r as the client who you're making the film for. It might be future generations, it might be their great-great-grandchildren that are gonna be watching this later. And so creating something for them that's gonna be, tell the full story or tell the story of that day, of this season of their life, right? Okay, so, the where. This is where I would do a wide shot. So a wide shot is a really great way to tell us where we are. This is setting up the scene, it's an establishing shot. It tells us where the family is, is it in their home, are they at the park. Getting far back, getting a wide shot of that. Telling us then, we move into the who. So a mid shot is great for giving us who the subject is, showing us who it is that we're talking about. And I mean, that seems really obvious, but having enough mid shots in there really helps give us more of that personal connection with the subject, tells us who the characters are, gives us information about the relationships between the people, a mid shot, right? So a mid shot is probably like waist up, something like that. So a close up's really close, wide shot's really far, mid shot is waist up or around there. So it's a parts of the body, half of the body, things like that. And we're really just talking distance and shot types, right, at this moment in time. Then the what, so your close up, so what are they doing? So for an example, I'll go back to the scene we've been talking about which you'll see later in the class, which is the dad getting the Father's Day present, right? So you get a wide shot far back of the kids putting the present on the table. And then who is in this scene? Well, it's the kids and you're bringing more of that into, you're getting in closer to show more of who the subjects are. So getting more information about the kids, the boys that are giving the gift to the father. Prepping that whole scene up. The what, so then close ups of the actual gift that they're gonna give him and things like that. So there are all those logical things to think about. And understanding how a shot type will give you that information from a storytelling point of view, will help you know how to approach this scene. Okay? So where, who, and what, wide shot, mid shot, close up. It's really, really important to have a variety mixed in. So when you're shooting, be mindful. If your shot types are all pretty wide, it's not gonna be as visually interesting. Okay? So a really good mixture of wide shots, mid shots, and close ups. And there's obviously a lot of variety within that as well. I mean, that's pretty watered down. It's the simplistic version. So you could have a close up mid shot where it's even a little bit tighter than a close up but not quite a mid shot and things like that. So there's variety within that, but from a general point of view, the main thing you want to do is change up the distance between you and your subject. And give yourself the information that you will use then later when you're editing the film. So enough information about the scene and what's going on, enough closer up information about the people and their relationships with each other, and then even closer up of what it is that they're doing and what it is that they're touching and little details here and there. Those close ups.
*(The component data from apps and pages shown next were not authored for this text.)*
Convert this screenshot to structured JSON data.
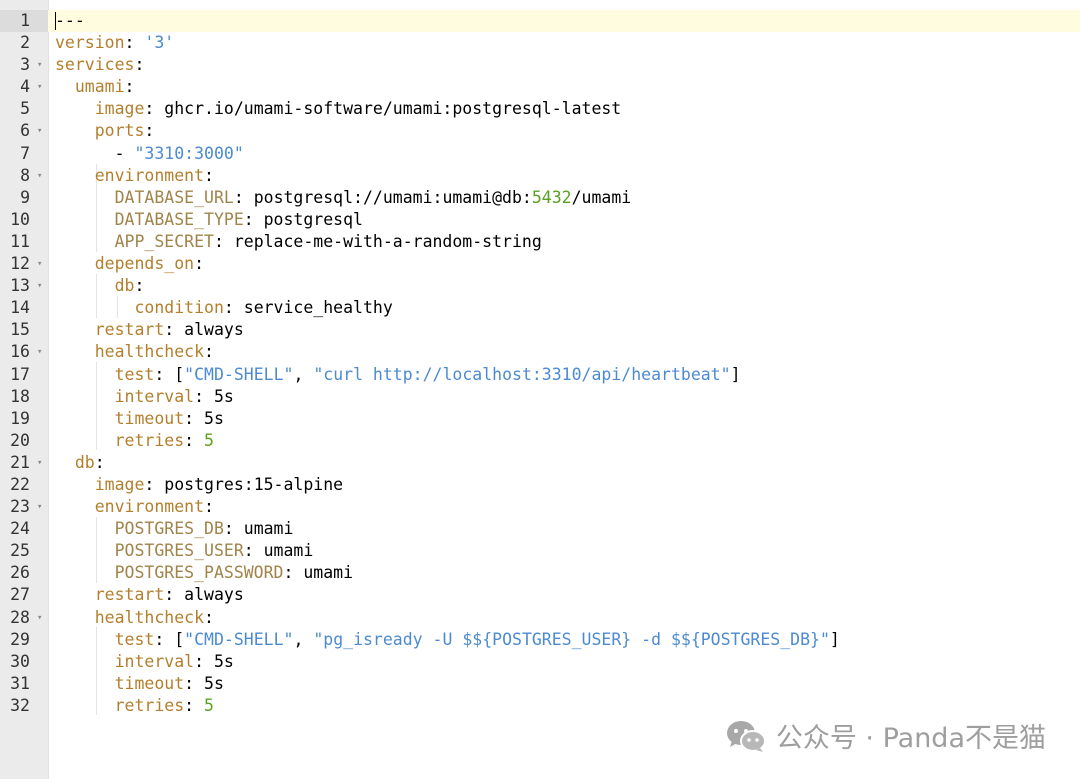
{
  "editor": {
    "language": "yaml",
    "active_line": 1
  },
  "lines": [
    {
      "n": "1",
      "tokens": [
        [
          "p",
          "---"
        ]
      ]
    },
    {
      "n": "2",
      "tokens": [
        [
          "k",
          "version"
        ],
        [
          "p",
          ": "
        ],
        [
          "s",
          "'3'"
        ]
      ]
    },
    {
      "n": "3",
      "fold": true,
      "tokens": [
        [
          "k",
          "services"
        ],
        [
          "p",
          ":"
        ]
      ]
    },
    {
      "n": "4",
      "fold": true,
      "tokens": [
        [
          "p",
          "  "
        ],
        [
          "k",
          "umami"
        ],
        [
          "p",
          ":"
        ]
      ]
    },
    {
      "n": "5",
      "tokens": [
        [
          "p",
          "    "
        ],
        [
          "k",
          "image"
        ],
        [
          "p",
          ": ghcr.io/umami-software/umami:postgresql-latest"
        ]
      ]
    },
    {
      "n": "6",
      "fold": true,
      "tokens": [
        [
          "p",
          "    "
        ],
        [
          "k",
          "ports"
        ],
        [
          "p",
          ":"
        ]
      ]
    },
    {
      "n": "7",
      "tokens": [
        [
          "p",
          "      - "
        ],
        [
          "s",
          "\"3310:3000\""
        ]
      ]
    },
    {
      "n": "8",
      "fold": true,
      "tokens": [
        [
          "p",
          "    "
        ],
        [
          "k",
          "environment"
        ],
        [
          "p",
          ":"
        ]
      ]
    },
    {
      "n": "9",
      "tokens": [
        [
          "p",
          "      "
        ],
        [
          "ak",
          "DATABASE_URL"
        ],
        [
          "p",
          ": postgresql://umami:umami@db:"
        ],
        [
          "n",
          "5432"
        ],
        [
          "p",
          "/umami"
        ]
      ]
    },
    {
      "n": "10",
      "tokens": [
        [
          "p",
          "      "
        ],
        [
          "ak",
          "DATABASE_TYPE"
        ],
        [
          "p",
          ": postgresql"
        ]
      ]
    },
    {
      "n": "11",
      "tokens": [
        [
          "p",
          "      "
        ],
        [
          "ak",
          "APP_SECRET"
        ],
        [
          "p",
          ": replace-me-with-a-random-string"
        ]
      ]
    },
    {
      "n": "12",
      "fold": true,
      "tokens": [
        [
          "p",
          "    "
        ],
        [
          "k",
          "depends_on"
        ],
        [
          "p",
          ":"
        ]
      ]
    },
    {
      "n": "13",
      "fold": true,
      "tokens": [
        [
          "p",
          "      "
        ],
        [
          "k",
          "db"
        ],
        [
          "p",
          ":"
        ]
      ]
    },
    {
      "n": "14",
      "tokens": [
        [
          "p",
          "        "
        ],
        [
          "k",
          "condition"
        ],
        [
          "p",
          ": service_healthy"
        ]
      ]
    },
    {
      "n": "15",
      "tokens": [
        [
          "p",
          "    "
        ],
        [
          "k",
          "restart"
        ],
        [
          "p",
          ": always"
        ]
      ]
    },
    {
      "n": "16",
      "fold": true,
      "tokens": [
        [
          "p",
          "    "
        ],
        [
          "k",
          "healthcheck"
        ],
        [
          "p",
          ":"
        ]
      ]
    },
    {
      "n": "17",
      "tokens": [
        [
          "p",
          "      "
        ],
        [
          "k",
          "test"
        ],
        [
          "p",
          ": ["
        ],
        [
          "s",
          "\"CMD-SHELL\""
        ],
        [
          "p",
          ", "
        ],
        [
          "s",
          "\"curl http://localhost:3310/api/heartbeat\""
        ],
        [
          "p",
          "]"
        ]
      ]
    },
    {
      "n": "18",
      "tokens": [
        [
          "p",
          "      "
        ],
        [
          "k",
          "interval"
        ],
        [
          "p",
          ": 5s"
        ]
      ]
    },
    {
      "n": "19",
      "tokens": [
        [
          "p",
          "      "
        ],
        [
          "k",
          "timeout"
        ],
        [
          "p",
          ": 5s"
        ]
      ]
    },
    {
      "n": "20",
      "tokens": [
        [
          "p",
          "      "
        ],
        [
          "k",
          "retries"
        ],
        [
          "p",
          ": "
        ],
        [
          "n",
          "5"
        ]
      ]
    },
    {
      "n": "21",
      "fold": true,
      "tokens": [
        [
          "p",
          "  "
        ],
        [
          "k",
          "db"
        ],
        [
          "p",
          ":"
        ]
      ]
    },
    {
      "n": "22",
      "tokens": [
        [
          "p",
          "    "
        ],
        [
          "k",
          "image"
        ],
        [
          "p",
          ": postgres:15-alpine"
        ]
      ]
    },
    {
      "n": "23",
      "fold": true,
      "tokens": [
        [
          "p",
          "    "
        ],
        [
          "k",
          "environment"
        ],
        [
          "p",
          ":"
        ]
      ]
    },
    {
      "n": "24",
      "tokens": [
        [
          "p",
          "      "
        ],
        [
          "ak",
          "POSTGRES_DB"
        ],
        [
          "p",
          ": umami"
        ]
      ]
    },
    {
      "n": "25",
      "tokens": [
        [
          "p",
          "      "
        ],
        [
          "ak",
          "POSTGRES_USER"
        ],
        [
          "p",
          ": umami"
        ]
      ]
    },
    {
      "n": "26",
      "tokens": [
        [
          "p",
          "      "
        ],
        [
          "ak",
          "POSTGRES_PASSWORD"
        ],
        [
          "p",
          ": umami"
        ]
      ]
    },
    {
      "n": "27",
      "tokens": [
        [
          "p",
          "    "
        ],
        [
          "k",
          "restart"
        ],
        [
          "p",
          ": always"
        ]
      ]
    },
    {
      "n": "28",
      "fold": true,
      "tokens": [
        [
          "p",
          "    "
        ],
        [
          "k",
          "healthcheck"
        ],
        [
          "p",
          ":"
        ]
      ]
    },
    {
      "n": "29",
      "tokens": [
        [
          "p",
          "      "
        ],
        [
          "k",
          "test"
        ],
        [
          "p",
          ": ["
        ],
        [
          "s",
          "\"CMD-SHELL\""
        ],
        [
          "p",
          ", "
        ],
        [
          "s",
          "\"pg_isready -U $${POSTGRES_USER} -d $${POSTGRES_DB}\""
        ],
        [
          "p",
          "]"
        ]
      ]
    },
    {
      "n": "30",
      "tokens": [
        [
          "p",
          "      "
        ],
        [
          "k",
          "interval"
        ],
        [
          "p",
          ": 5s"
        ]
      ]
    },
    {
      "n": "31",
      "tokens": [
        [
          "p",
          "      "
        ],
        [
          "k",
          "timeout"
        ],
        [
          "p",
          ": 5s"
        ]
      ]
    },
    {
      "n": "32",
      "tokens": [
        [
          "p",
          "      "
        ],
        [
          "k",
          "retries"
        ],
        [
          "p",
          ": "
        ],
        [
          "n",
          "5"
        ]
      ]
    }
  ],
  "fold_glyph": "▾",
  "watermark": {
    "text": "公众号 · Panda不是猫",
    "icon": "wechat-icon"
  },
  "colors": {
    "key": "#b37f2c",
    "string": "#4c8bd1",
    "number": "#5aa121",
    "gutter": "#ebebeb",
    "active_line": "#fffce0"
  }
}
Portrait photographers capture moments in time for families, parents, and children. But in order to tell the whole story, you need to switch your camera to video mode, and become the storyteller behind the camera. Join Courtney Holmes, family photographer, filmmaker, and founder of FilmingLife Academy as she empowers you to add video to your photography business.
In this class, Courtney takes you on location to a home in Seattle to see how she organizes a family shoot from start to finish. You will learn in a unique way how Courtney works to capture authentic family moments on video and how to stay flexible in a new home environment that you’ve never filmed in before.
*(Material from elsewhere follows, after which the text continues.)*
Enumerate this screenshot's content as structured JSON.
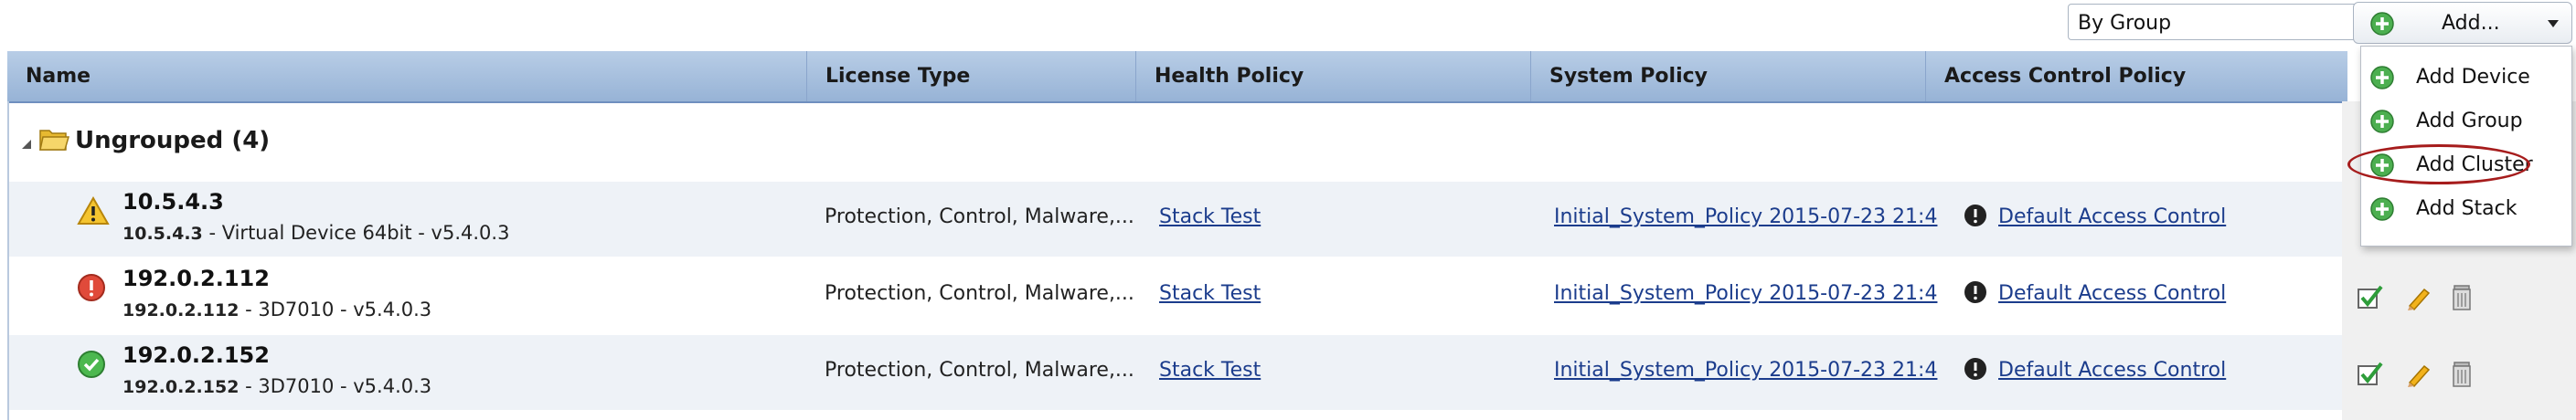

Courtney will teach you:
- How to change your mindset from photographer to videographer
- How to add videography to your brand
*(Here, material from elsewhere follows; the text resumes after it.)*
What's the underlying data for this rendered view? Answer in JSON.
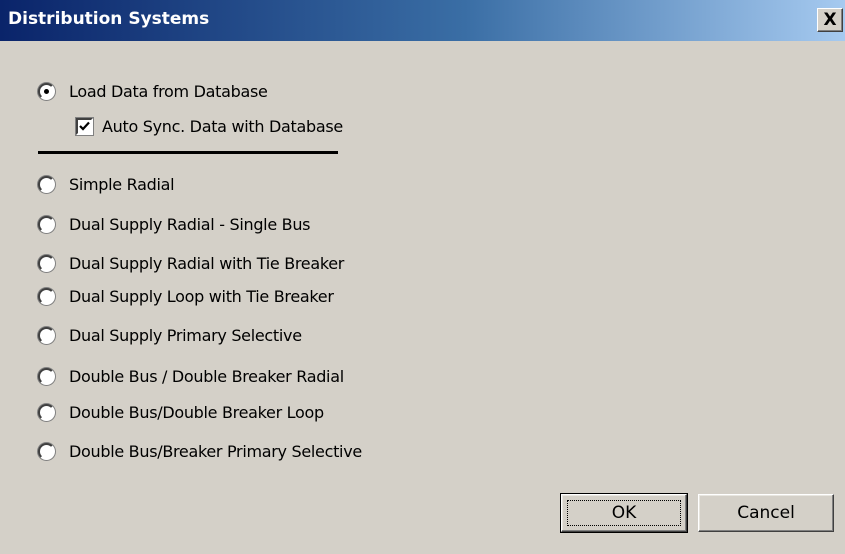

- Pricing and marketing tips
- What to ask in order to capture the best story for your clients
- The technical skills you’ll need for video
- Post-processing using Adobe® Premiere Pro®
- How to choose music, import, organize, create, and polish the final product
Courtney has learned how to make filmmaking into a viable business, and is going to give you the tools to move forward and tell the stories that families will treasure for a lifetime.